WHAT THE TASK ASKS: Among the lines of the records, find all that carry the word "Bakanlığı" and copy them.

(INFORMATION PROVIDED)

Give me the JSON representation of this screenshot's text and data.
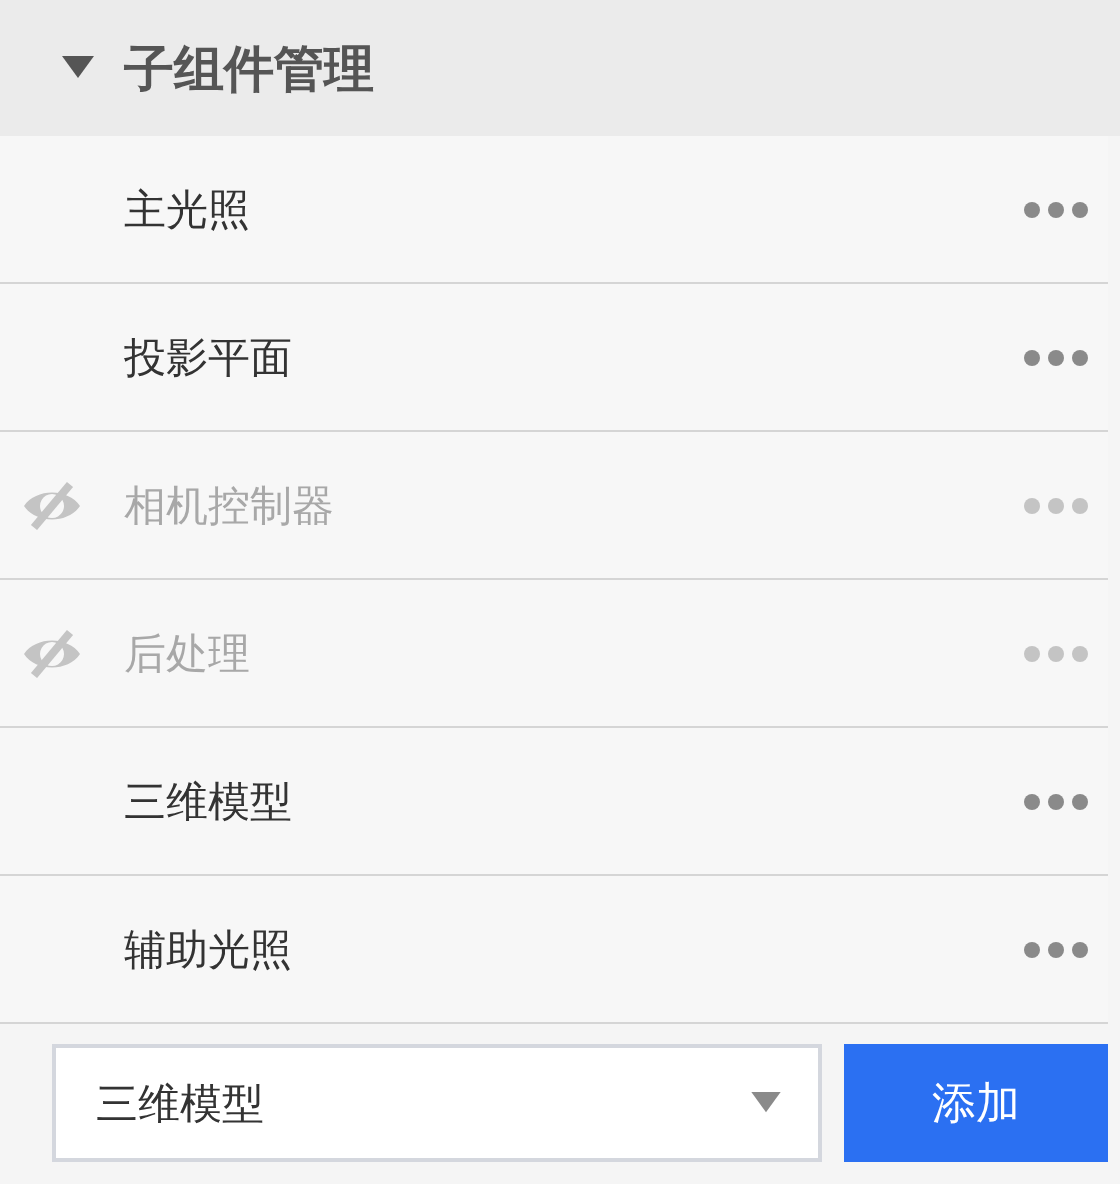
{
  "section": {
    "title": "子组件管理",
    "expanded": true
  },
  "items": [
    {
      "name": "主光照",
      "visible": true
    },
    {
      "name": "投影平面",
      "visible": true
    },
    {
      "name": "相机控制器",
      "visible": false
    },
    {
      "name": "后处理",
      "visible": false
    },
    {
      "name": "三维模型",
      "visible": true
    },
    {
      "name": "辅助光照",
      "visible": true
    }
  ],
  "add_bar": {
    "select_value": "三维模型",
    "button": "添加"
  }
}
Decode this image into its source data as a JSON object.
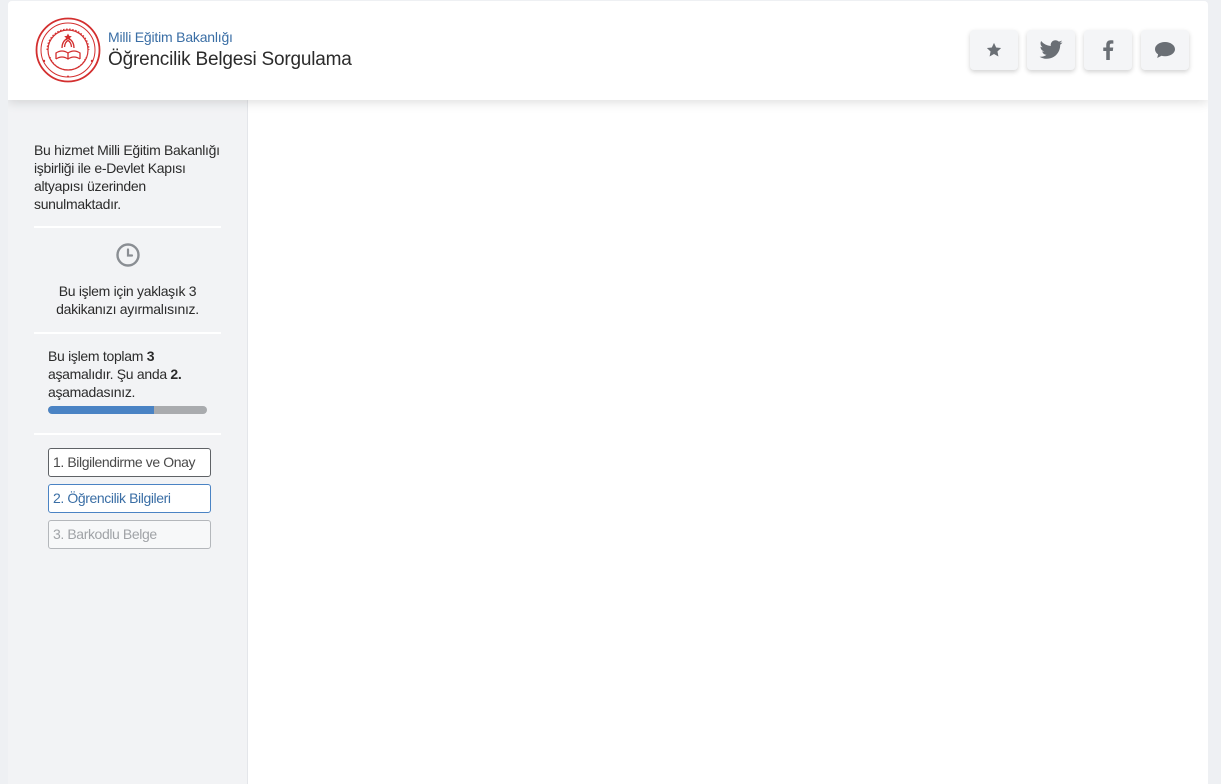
{
  "header": {
    "ministry": "Milli Eğitim Bakanlığı",
    "title": "Öğrencilik Belgesi Sorgulama",
    "buttons": [
      {
        "icon": "star-icon"
      },
      {
        "icon": "twitter-icon"
      },
      {
        "icon": "facebook-icon"
      },
      {
        "icon": "comment-icon"
      }
    ]
  },
  "sidebar": {
    "info": "Bu hizmet Milli Eğitim Bakanlığı işbirliği ile e-Devlet Kapısı altyapısı üzerinden sunulmaktadır.",
    "duration": "Bu işlem için yaklaşık 3 dakikanızı ayırmalısınız.",
    "stages": {
      "prefix": "Bu işlem toplam ",
      "total": "3",
      "middle": " aşamalıdır. Şu anda ",
      "current": "2.",
      "suffix": " aşamadasınız.",
      "progress_fraction": 0.667
    },
    "steps": [
      {
        "label": "1. Bilgilendirme ve Onay",
        "state": "done"
      },
      {
        "label": "2. Öğrencilik Bilgileri",
        "state": "active"
      },
      {
        "label": "3. Barkodlu Belge",
        "state": "pending"
      }
    ]
  },
  "colors": {
    "accent": "#4a83c4",
    "ministry_text": "#3a6ea5",
    "logo_red": "#d32f2f",
    "sidebar_bg": "#f2f3f5"
  }
}
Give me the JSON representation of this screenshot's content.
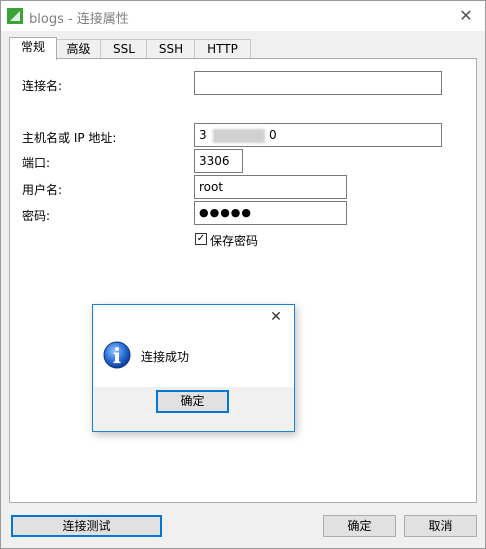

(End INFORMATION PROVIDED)

SOLUTION TO THIS PROBLEM:
    "ministry": "Milli Eğitim Bakanlığı",
    "info": "Bu hizmet Milli Eğitim Bakanlığı işbirliği ile e-Devlet Kapısı altyapısı üzerinden sunulmaktadır.",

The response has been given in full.